YOUR INSTRUCTIONS ->
Scan the entries below for the word "chart", then copy each line that holds it.

╭──

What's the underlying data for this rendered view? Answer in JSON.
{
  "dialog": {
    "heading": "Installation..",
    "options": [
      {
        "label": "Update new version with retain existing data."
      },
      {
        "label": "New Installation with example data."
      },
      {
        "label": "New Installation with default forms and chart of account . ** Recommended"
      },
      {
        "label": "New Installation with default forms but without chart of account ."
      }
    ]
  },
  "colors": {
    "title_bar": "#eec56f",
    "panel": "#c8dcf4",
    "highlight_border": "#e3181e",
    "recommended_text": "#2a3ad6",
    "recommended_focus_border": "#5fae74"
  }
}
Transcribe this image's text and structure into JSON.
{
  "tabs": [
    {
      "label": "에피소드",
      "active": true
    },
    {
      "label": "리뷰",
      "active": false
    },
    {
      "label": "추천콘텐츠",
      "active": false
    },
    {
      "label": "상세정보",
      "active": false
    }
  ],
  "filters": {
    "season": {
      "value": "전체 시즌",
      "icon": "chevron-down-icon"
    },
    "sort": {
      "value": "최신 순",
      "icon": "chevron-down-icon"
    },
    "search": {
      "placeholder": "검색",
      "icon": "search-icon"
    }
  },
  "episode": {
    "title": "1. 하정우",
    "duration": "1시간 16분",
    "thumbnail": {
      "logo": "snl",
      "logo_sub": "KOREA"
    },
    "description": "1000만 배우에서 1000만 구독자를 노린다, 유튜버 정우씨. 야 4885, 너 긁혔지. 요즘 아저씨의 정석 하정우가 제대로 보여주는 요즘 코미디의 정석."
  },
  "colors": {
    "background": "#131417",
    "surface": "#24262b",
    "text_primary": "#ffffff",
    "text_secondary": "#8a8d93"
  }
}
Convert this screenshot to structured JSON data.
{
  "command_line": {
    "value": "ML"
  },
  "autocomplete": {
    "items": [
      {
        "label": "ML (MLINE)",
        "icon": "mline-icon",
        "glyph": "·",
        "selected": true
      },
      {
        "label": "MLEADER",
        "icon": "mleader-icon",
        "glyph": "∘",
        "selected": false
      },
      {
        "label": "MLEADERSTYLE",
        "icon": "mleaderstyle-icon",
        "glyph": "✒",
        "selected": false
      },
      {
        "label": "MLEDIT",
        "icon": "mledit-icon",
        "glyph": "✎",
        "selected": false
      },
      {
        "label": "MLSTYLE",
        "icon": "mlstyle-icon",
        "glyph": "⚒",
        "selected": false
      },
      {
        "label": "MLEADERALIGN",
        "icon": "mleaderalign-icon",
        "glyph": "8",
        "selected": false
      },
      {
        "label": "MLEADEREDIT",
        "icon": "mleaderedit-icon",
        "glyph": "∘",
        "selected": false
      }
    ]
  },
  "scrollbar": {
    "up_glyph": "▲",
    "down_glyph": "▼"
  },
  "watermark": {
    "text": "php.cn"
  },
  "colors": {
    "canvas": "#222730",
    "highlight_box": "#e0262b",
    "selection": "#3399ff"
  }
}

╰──

SOLUTION FOR THIS TASK ->
        "label": "New Installation with default forms and chart of account . ** Recommended"
        "label": "New Installation with default forms but without chart of account ."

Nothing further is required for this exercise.